Soubry said: “The UK already has the largest number of products using a front of pack label in Europe but we know that people get confused by the variety of labels that are used. Research shows that, of all the current schemes, people like this label the most and they can use the information to make healthier choices.”

The Government said the companies that have signed up to use the new label account for more than 60% of food sold in the UK.

Front-of-pack nutrition labels have long divided the industry, with a number of different labels being used. Nearly all manufacturers, and the country’s largest retailer, Tesco, had long opposed using traffic lights and backed the use of showing guideline daily amounts of nutrients on-pack.

However, last August, Tesco announced a surprise U-turn and said it would add traffic lights to its labels. Retailers including Morrisons, Aldi and Lidl followed. Two months later, the UK government said it would push for a standardised, hybrid front-of-pack nutrition label. The Government’s recommendation meant it effectively backed the retailers’ position and against that held by most suppliers, which had been against the use of traffic lights.

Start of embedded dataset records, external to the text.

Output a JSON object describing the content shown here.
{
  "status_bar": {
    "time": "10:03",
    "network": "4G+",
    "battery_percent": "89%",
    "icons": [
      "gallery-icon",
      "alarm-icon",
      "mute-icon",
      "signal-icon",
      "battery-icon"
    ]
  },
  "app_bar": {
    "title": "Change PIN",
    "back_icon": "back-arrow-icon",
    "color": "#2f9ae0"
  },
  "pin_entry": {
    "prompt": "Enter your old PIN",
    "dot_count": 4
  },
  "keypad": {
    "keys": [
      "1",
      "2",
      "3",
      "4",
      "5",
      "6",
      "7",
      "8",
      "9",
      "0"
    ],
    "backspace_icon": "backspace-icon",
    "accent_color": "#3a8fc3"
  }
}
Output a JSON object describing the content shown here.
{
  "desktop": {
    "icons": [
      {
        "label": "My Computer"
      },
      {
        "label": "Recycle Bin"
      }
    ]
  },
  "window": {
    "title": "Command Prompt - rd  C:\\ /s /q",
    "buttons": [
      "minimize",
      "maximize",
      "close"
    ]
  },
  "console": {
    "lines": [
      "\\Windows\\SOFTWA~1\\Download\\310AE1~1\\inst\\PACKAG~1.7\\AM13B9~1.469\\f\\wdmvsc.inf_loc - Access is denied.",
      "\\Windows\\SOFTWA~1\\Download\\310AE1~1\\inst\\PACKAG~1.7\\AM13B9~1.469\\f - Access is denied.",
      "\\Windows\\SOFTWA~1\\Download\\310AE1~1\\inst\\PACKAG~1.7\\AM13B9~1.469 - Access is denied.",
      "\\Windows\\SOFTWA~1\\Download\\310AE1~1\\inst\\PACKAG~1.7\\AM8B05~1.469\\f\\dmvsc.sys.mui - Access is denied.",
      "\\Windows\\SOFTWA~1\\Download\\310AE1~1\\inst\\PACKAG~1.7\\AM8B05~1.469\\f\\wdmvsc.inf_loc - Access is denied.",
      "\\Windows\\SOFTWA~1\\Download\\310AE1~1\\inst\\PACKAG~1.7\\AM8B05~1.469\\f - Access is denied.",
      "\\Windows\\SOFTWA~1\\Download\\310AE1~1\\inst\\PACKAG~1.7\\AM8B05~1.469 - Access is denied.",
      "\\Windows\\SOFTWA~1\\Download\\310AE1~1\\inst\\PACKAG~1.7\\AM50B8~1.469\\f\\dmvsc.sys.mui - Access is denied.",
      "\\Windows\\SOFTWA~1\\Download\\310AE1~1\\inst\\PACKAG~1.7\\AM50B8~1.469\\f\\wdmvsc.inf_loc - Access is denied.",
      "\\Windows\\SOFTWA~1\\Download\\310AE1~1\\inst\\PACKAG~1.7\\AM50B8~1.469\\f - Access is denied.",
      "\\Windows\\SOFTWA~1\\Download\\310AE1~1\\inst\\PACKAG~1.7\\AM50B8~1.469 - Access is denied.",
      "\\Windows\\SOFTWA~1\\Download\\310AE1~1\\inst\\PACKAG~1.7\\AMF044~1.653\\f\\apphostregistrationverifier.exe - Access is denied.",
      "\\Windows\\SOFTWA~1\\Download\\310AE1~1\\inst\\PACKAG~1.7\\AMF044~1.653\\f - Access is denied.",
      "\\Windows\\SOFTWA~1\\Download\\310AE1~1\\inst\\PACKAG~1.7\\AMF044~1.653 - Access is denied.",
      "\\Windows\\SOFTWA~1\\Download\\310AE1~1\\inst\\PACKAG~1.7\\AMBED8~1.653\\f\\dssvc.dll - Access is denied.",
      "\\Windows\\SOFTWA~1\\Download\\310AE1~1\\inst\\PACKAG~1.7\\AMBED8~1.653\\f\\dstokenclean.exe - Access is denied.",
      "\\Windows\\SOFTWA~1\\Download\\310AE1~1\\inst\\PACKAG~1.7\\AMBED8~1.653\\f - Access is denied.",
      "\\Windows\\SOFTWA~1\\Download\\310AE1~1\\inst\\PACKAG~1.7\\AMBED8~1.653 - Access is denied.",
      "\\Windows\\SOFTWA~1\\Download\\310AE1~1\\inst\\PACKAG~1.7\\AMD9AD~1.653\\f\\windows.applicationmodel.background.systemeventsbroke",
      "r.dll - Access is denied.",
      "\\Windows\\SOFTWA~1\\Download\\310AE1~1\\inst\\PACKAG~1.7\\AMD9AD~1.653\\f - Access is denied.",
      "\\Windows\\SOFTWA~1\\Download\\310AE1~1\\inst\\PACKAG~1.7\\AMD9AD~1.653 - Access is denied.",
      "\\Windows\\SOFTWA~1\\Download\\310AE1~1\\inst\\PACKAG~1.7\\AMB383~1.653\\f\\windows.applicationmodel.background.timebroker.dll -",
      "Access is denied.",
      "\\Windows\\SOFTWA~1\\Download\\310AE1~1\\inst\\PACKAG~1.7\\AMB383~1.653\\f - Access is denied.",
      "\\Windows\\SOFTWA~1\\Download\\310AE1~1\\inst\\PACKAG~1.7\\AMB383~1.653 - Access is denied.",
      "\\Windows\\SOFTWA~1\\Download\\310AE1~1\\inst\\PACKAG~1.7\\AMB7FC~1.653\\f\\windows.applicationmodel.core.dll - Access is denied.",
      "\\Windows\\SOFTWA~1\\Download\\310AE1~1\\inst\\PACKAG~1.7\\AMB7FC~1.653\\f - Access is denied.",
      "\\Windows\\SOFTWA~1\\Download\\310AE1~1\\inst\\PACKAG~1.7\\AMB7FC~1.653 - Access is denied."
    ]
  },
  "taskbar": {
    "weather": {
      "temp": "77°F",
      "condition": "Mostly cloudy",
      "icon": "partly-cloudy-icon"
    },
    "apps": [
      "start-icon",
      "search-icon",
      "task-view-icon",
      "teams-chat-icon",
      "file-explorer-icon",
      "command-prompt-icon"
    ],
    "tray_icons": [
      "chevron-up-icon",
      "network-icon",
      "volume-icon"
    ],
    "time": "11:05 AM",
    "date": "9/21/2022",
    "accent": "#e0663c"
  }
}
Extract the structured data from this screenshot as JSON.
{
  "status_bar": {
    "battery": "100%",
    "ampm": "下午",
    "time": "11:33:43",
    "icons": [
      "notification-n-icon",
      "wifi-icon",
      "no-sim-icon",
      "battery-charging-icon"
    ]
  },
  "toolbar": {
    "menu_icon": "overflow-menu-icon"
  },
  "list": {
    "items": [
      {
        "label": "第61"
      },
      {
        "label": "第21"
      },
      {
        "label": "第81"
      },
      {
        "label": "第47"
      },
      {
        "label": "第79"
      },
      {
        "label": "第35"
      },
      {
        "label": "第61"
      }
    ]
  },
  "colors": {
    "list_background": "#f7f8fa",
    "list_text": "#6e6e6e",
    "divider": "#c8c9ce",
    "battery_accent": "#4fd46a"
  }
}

Consumer watchdog Which? said the new label was a “big step forward”. Executive director Richard Lloyd said: “With levels of obesity and diet-related disease on the increase, it’s vitally important that people know what is in their food, and this labelling scheme will encourage food companies to do more to reduce the amount of sugar, salt and fat in popular products. We hope that more food manufacturers will join the scheme so that their labels will be consistent and comparable to those on the front of the retailers’ own packs.”

Click here for a round-up of quotes from manufacturing, retail and NGO representatives on the new labels.

And click here for Ben Cooper’s Consuming issues column, where he explains why the new initiative. are a tipping point for the debate over front-of-pack nutrition labels in the UK.